A befuddled Lou Costello asked Bud Abbott, “Who’s on first?” in their famous comedy routine of the same name, first performed in the 1930s.
Numerous versions of the sketch are preserved on film and audio tape, but Abbott’s answers to Costello’s questions about the strange names in that baseball line-up have remained the same for 70 years.
But things are very different with the names in a Short Season Class-A baseball lineup. Most players are new, so to present this year’s line-up, here’s our annual “Who’s On First?” column:
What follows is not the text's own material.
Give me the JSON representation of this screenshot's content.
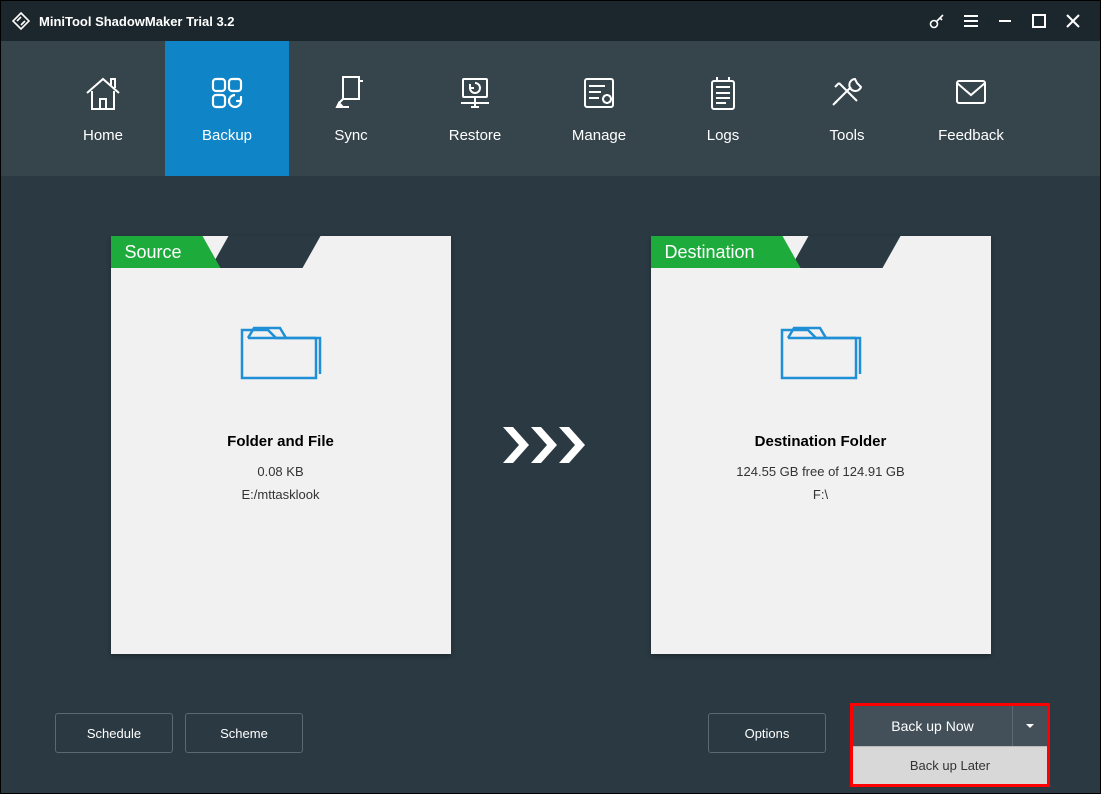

Who Is On First?: The key question here is, “Who’s not on first?” And the answer is Ike Davis. The Mets’ first-round draft pick this year, and eighth in the draft overall, the Arizona State slugger has finally signed a contract. He was a 2008 Collegiate Baseball first team All-American, with a batting average of .385, and 16 homers and 76 RBI. Davis, the son of former New York Yankee reliever Ron Davis, is on his way to Brooklyn, where he will start as a DH and then take over at first. Meanwhile, Cyclone returnee Jefferies Tatford has been holding the fort.
What’s On Second?: Josh Satin. Satin started the season 0-for-15, but don’t worry, he’ll hit. At Cal-Berkeley, he had a school record 27-game hitting streak, and hit .379 with 18 homers this year, and was named a 2008 second team All-American by Rivals.com. He’s listed at 6-foot-2, but is even taller, so he’s one big second baseman, and he makes up part of a hard-hitting infield.
I Don’t Know: Oh, but we do know who is on third base: Zach Lutz. He was the Opening Day third baseman last year, but broke his right foot in the game and missed the rest of the season. He’s recovering nicely and has been ripping the ball so far, hitting .353 over the team’s first seven games. He missed Tuesday’s game nursing a minor sprain, but Lutz says he’ll be back soon.
I Don’t Give a Darn: Brooklyn fans do give a darn that a guy named Reese is playing shortstop for Brooklyn again, but it isn’t Pee Wee, it’s Reese Havens, the Mets’ first-round pick, 22nd overall, in the 2008 draft. Manager Edgar Alfonzo says Havens “has good hands, and some pop in his bat.” At the University of South Carolina, Havens showed that pop as he started in all 63 games and hit .359 with 13 doubles, two triples, and 18 homers. Just before Opening Day, Havens developed a sore elbow and hasn’t played yet, though he isn’t expected to be out for long. Meanwhile, Matt Bouchard, who played for Brooklyn last year, has been covering until Havens’s return.
Why?: Brandon Kawal, Will Vogl and Michael Parker. In the decade of the Brooklyn Dodgers’ greatest success, from 1947 through 1956, Duke Snider was established in center and Carl Furillo was in right — unchanging. But left field remained a revolving door — and it remains that today. Kawal, a New York–Penn League All-Star with Brooklyn last year, has been sharing time with Vogl, who hit .240 for the Cyclones last year, and Parker, who played earlier this year at Savannah, the step above the Cyclones.
Because: Kirk Nieuwenhuis — because he hit .400 at Azusa Pacific University, that’s why he’s in center field. Nieuwenhuis (pictured) earned NAIA All-American first team honors and combined his high average with 15 homers. He was the Mets’ third round draft pick.
Today: Cesar Cordido and Ralph Henriquez. So far, Cordido and Henriquez have split the playing time behind the dish. Cordido played well defensively, but was only 2-for-14 (.143) in his four games with the team. Henriquez, a switch-hitter who had a now famous at-bat against Yankee switch pitcher Pat Venditte, got hot after that appearance and is now 5-for-12 (.417).
Right Field: John Servidio. Abbott and Costello never actually named a right fielder, but no matter — the Cyclones have one. Servidio hit .366 at Barry University, with 14 homers. He’s hard-nosed, and hustles, so he’s sure to be a favorite with Brooklyn fans.
Tomorrow: We’ll tell you about the Cyclones’ already-impressive pitching staff in our next issue.
Each week, Ed Shakespeare, the bard of Brooklyn baseball, will take a page from his ancient ancestor — yes, he’s really related to Shakespeare! — and add a bit of iambic pentameter to all our lives. This week’s contribution is called, “Only Fitting”:
The place of Kings, the Borough had things bizarre,
Of runners perched on third, the Dodgers — three
At once, oh my! Babe Herman went so far
As to be hit upon the noggin as he
Was waiting for a fly, and did survive.
Some said he told a lie, “’Twas the shoulder,”
Said Brooklyn’s Babe. Last week, things came alive
Against the Yankees. Venditte got bolder,
And took up arms against a sea of troubles.
Prepared he was to throw with either wing.
Henriquez stepped to bat, a man who doubles
As batter — left or right — the strangest thing.
The two went back and forth, fans laughed at it,
Such comic beauty. Brooklyn? Oh, it fit!